Norfork Lake
As of Thursday, the Army Corps of Engineers reported the lake’s elevation at 553.41 feet msl (normal conservation pool: Sept.-April, 553.75 feet msl; April-Sept. 556.25 feet msl; top flood elevation 580.0 feet msl). Flow below the dam Thursday morning was about 6,200 cfs for six hourws before dropping to 205 cfs.

(updated 1-26-2023) Steven “Scuba Steve” Street at Blackburn’s Resort said the lake level is 553.45 feet msl and has risen a half-inch in the last 24 hours with one and two generators alternating for just a few hours. “We officially received 8 inches of snow, but it did not look like it with it coming right after the rain and it took a lot before it started to stick. It was very wet and heavy causing some power outages. The surface water temperature was still 47 degrees when I came in Wednesday evening at dark.
Not much has changed since last week, with clarity about the same, and I could see my lure down about 4 feet. Both crappie fishing and bass fishing is just fair but some temperate bass are being caught deep. Bluegill are starting to bite again, but you have to work for everything you get. It is not easy, but the lake is in excellent condition and at a good level. Spoons are the best overall lure.
For a daily fishing report and lake condition go to and click on Scuba Steve's Blog.

(updated 1-26-2023) Lou Gabric at Hummingbird Hideaway Resort had no new reports, but Lou posts almost daily on his Facebook page with photos and where the fish are biting and what’s biting. Check it out.

Norfork Tailwater
(updated 1-26-2023) John Berry of Berry Brothers Guide Service in Cotter (870-435-2169) said Norfork Lake fell 0.2 foot to rest 0.3 foot below power pool of 553.75 feet msl and 26.6 feet below the top of flood pool. On the Norfork, we have had more wadable water. All of the lakes in the White River system are still at or below power pool. With cooler temperatures, expect higher flows and less wadable water. Expect heavy generation during peak power demand.
There has been more wadable water on the Norfork. The most productive flies have been small midge patterns like zebra midges (black or red with silver wire and silver bead). Double-fly nymph rigs have been very effective. Try a small bead-headed nymph (zebra midge, copper John or pheasant tail) suspended 18 inches below a brightly colored San Juan worm (hot fluorescent pink or cerise). John says his favorite rig has been a pheasant tail nymph size 14 and a ruby midge size 18. The fishing is much better in the morning and late afternoon and tapers off midday.
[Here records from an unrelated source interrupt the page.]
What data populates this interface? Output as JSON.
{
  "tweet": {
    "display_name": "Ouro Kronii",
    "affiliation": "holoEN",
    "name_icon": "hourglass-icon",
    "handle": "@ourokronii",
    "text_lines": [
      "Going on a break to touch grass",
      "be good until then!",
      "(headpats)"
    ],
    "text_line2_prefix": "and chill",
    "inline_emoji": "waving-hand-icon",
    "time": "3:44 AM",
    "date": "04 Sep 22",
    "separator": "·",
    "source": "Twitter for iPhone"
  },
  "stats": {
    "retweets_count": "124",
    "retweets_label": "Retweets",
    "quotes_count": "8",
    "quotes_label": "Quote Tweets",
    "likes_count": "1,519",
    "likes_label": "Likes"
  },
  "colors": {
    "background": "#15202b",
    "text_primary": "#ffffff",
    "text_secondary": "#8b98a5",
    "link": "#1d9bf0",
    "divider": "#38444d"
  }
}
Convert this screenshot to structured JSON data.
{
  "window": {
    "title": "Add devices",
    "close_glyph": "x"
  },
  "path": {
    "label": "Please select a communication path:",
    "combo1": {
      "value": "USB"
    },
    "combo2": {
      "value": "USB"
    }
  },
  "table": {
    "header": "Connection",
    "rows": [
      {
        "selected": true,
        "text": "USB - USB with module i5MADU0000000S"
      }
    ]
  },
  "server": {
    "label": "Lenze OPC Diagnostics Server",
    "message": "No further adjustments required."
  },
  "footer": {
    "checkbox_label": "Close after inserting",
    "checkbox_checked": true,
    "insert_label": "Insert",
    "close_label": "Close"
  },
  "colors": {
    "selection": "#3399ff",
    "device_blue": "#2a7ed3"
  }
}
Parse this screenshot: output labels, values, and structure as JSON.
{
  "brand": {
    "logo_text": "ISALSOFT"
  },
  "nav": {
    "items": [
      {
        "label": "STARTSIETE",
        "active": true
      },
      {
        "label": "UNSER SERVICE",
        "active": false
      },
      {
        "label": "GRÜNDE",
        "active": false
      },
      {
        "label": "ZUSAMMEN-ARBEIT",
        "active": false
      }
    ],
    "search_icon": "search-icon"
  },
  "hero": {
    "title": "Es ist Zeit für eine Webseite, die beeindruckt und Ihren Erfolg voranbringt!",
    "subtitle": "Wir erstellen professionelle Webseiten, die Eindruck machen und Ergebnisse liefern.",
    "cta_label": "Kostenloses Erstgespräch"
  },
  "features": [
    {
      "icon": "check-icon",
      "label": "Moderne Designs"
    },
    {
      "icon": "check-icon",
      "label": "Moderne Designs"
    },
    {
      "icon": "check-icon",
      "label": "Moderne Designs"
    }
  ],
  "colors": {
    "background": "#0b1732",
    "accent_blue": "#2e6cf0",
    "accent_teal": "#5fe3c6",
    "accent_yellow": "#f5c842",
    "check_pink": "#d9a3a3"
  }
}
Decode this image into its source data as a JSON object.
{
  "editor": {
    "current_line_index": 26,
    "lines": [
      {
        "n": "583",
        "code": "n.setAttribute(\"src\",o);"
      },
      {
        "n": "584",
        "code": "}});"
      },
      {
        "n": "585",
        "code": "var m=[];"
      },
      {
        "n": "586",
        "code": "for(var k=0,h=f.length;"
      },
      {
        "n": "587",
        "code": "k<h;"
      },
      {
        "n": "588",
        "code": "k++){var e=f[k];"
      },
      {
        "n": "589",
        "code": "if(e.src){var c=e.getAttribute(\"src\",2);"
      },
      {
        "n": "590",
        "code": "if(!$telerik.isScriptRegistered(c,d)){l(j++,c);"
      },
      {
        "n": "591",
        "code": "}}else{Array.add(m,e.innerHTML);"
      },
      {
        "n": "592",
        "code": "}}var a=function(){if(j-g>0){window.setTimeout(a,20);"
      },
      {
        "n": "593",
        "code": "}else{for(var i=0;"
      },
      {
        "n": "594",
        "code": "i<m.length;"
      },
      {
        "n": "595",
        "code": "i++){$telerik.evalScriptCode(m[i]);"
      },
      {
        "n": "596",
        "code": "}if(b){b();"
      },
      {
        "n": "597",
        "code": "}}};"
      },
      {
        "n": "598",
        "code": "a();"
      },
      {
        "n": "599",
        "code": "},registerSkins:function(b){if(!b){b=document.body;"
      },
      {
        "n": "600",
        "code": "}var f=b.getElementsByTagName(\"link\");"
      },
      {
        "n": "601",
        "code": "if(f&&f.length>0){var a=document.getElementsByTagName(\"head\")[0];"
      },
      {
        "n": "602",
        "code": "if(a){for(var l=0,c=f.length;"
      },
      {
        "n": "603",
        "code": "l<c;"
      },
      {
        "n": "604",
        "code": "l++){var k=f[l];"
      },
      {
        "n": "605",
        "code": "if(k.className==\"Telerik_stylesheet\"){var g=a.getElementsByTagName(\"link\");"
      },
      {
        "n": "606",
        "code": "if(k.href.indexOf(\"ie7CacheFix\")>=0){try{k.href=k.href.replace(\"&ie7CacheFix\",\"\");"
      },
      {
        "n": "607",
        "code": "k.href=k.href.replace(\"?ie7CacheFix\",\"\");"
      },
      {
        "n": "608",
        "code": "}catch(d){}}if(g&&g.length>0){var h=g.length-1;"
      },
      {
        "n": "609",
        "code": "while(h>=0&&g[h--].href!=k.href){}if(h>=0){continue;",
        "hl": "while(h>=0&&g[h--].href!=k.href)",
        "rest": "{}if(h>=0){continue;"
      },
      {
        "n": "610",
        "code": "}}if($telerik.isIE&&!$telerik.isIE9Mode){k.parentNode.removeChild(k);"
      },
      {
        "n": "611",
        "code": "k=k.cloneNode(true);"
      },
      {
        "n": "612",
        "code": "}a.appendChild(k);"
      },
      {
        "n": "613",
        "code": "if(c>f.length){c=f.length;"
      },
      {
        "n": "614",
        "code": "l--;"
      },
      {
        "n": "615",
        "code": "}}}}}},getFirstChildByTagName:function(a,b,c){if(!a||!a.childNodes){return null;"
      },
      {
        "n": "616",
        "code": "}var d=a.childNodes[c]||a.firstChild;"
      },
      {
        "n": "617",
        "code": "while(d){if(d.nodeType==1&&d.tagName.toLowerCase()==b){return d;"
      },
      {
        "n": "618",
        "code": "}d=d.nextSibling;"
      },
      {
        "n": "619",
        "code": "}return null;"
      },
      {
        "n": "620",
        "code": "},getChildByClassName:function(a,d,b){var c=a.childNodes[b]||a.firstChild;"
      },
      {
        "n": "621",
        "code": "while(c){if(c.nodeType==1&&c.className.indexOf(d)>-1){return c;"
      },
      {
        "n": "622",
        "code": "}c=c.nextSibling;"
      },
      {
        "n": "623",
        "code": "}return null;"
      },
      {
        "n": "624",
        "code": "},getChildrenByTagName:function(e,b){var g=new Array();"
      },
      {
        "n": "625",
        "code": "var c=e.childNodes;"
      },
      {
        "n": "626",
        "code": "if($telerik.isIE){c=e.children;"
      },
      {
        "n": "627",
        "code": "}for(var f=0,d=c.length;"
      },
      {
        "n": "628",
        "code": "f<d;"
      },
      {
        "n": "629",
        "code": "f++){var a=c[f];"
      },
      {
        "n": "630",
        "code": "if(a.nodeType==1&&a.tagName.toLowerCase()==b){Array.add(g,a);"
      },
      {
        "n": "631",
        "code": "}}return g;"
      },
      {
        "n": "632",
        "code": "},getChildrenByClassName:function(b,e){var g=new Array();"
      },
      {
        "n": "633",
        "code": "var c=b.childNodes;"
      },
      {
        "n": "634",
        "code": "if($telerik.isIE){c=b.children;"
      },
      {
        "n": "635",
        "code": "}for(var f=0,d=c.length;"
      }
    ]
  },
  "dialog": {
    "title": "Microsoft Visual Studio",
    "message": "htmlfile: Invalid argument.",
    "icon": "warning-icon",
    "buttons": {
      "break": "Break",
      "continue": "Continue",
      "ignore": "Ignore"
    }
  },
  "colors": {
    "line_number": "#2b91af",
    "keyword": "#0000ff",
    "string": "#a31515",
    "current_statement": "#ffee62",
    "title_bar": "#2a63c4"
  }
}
Dry Run Creek has fished a bit better. Weekends can get a quite crowded. The hot flies have been sowbugs, various colored San Juan worms (worm brown, red, hot fluorescent pink and cerise) and white mop flies. Small orange or peach eggs have been very effective. Carry a large net, as most fish are lost at the net.

Remember that the White and North Fork rivers and Dry Run Creek are infected with didymo, an invasive alga. Thoroughly clean and dry your waders (especially the felt soles on wading boots) before using them in any other water. Many manufacturers are now making rubber soled wading boots that are easier to clean and are not as likely to harbor didymo.

Buffalo National River/Crooked Creek
(updated 1-26-2023) John Berry of Berry Brothers Guide Service in Cotter (870-435-2169) said Crooked Creek and the Buffalo River are fishing poorly. With colder temperatures, the smallmouths are much less active. The most effective fly has been a tan and brown Clouser minnow. Carefully check the water level before entering Crooked Creek or the Buffalo River. There are no dams on these streams. They both have large drainages and are prone to flooding during and following any rain event. The water can rise very quickly.